Component data from apps and pages:
== Segment start ==
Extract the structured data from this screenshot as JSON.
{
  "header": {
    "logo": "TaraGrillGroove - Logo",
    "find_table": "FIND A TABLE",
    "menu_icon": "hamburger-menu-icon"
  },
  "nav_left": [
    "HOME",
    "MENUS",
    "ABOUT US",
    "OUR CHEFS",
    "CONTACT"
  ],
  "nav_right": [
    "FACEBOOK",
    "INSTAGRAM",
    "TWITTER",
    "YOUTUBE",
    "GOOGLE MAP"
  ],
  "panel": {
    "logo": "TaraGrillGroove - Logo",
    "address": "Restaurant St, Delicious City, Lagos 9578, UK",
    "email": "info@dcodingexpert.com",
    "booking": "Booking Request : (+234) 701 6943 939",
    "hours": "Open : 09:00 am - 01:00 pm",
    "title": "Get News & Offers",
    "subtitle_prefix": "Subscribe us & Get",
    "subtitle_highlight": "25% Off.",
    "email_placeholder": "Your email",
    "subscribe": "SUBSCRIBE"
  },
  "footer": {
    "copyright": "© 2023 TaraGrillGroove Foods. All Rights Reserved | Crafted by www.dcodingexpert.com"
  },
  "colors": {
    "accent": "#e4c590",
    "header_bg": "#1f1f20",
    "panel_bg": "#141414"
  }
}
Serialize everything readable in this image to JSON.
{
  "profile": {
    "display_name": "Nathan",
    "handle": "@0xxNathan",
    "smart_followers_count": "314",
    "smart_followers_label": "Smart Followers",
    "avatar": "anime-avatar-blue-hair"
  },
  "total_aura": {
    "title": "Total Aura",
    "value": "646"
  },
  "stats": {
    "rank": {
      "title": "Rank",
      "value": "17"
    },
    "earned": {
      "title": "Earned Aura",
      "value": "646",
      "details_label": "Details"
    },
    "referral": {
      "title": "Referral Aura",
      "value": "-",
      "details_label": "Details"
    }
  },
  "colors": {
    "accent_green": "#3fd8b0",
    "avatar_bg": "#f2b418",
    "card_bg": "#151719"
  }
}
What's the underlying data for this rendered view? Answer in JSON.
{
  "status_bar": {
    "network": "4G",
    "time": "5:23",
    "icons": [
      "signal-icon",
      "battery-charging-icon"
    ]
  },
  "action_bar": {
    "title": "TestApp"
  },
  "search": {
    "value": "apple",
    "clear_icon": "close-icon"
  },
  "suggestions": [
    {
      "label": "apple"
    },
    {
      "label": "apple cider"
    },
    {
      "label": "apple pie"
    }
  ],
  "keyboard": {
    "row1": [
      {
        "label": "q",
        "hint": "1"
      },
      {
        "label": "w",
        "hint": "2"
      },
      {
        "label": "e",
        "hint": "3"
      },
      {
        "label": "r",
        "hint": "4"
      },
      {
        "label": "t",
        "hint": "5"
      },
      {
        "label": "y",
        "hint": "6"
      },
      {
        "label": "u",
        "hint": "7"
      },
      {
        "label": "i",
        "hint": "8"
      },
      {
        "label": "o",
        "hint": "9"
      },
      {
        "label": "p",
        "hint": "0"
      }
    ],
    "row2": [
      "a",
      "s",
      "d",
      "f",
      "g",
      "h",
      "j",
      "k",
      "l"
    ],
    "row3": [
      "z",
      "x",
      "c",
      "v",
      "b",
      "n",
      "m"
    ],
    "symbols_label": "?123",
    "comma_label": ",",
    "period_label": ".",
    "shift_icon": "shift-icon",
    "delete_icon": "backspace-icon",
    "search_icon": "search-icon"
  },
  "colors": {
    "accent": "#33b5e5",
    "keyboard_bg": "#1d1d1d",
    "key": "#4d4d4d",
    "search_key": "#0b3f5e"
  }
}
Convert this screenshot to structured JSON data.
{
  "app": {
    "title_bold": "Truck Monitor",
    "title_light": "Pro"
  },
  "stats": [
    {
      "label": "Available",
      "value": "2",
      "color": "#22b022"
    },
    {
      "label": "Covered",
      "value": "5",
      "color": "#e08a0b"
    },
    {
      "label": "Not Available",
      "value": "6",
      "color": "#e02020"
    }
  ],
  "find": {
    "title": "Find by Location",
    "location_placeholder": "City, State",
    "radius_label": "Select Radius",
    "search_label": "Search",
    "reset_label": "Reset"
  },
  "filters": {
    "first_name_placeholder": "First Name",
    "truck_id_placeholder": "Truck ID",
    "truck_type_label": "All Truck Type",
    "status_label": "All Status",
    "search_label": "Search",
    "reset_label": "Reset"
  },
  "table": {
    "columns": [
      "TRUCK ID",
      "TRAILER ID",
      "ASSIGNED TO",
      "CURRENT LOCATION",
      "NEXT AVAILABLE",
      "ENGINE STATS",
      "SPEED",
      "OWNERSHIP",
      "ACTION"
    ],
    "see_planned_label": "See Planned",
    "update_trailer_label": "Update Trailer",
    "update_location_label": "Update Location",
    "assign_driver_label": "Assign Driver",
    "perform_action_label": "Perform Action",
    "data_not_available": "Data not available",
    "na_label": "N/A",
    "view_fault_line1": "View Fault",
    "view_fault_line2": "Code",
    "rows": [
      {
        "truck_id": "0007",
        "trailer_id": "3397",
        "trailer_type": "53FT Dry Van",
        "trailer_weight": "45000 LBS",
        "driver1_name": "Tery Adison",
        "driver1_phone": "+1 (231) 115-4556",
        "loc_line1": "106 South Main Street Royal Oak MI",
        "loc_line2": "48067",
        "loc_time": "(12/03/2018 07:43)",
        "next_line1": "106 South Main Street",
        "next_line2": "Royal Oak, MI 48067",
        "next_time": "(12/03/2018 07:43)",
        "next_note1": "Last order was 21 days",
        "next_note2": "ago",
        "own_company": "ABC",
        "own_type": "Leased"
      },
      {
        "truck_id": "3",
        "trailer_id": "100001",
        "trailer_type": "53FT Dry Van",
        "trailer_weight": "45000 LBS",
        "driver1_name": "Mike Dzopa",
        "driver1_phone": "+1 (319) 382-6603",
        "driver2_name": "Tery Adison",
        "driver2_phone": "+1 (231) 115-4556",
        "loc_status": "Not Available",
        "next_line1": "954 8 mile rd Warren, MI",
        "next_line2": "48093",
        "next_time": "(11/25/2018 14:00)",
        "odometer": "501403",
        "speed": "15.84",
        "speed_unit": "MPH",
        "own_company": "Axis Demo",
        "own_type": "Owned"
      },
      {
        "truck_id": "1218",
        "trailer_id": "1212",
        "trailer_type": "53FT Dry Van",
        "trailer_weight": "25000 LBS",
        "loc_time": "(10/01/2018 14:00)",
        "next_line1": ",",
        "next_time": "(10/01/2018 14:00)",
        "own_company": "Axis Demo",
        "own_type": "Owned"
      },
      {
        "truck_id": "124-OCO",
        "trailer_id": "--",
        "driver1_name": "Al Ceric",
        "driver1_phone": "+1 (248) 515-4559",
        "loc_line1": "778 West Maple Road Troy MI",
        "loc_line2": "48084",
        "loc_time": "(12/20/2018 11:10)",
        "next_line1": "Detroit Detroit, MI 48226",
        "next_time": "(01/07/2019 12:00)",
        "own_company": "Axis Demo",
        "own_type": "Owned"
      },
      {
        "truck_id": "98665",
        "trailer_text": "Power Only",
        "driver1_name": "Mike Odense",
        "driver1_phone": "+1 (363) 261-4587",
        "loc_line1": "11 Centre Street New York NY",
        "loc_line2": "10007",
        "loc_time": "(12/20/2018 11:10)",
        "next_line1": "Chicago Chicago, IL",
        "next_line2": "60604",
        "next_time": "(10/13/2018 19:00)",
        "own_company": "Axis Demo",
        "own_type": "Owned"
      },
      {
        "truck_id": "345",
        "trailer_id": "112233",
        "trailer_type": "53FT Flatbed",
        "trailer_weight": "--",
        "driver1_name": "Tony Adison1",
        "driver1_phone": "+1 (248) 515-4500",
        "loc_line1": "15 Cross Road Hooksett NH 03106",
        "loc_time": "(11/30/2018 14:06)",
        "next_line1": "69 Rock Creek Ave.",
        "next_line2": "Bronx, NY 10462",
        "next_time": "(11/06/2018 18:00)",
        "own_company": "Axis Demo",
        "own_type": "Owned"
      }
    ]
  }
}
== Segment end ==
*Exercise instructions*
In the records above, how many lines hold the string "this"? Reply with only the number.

*Solution to the problem*
4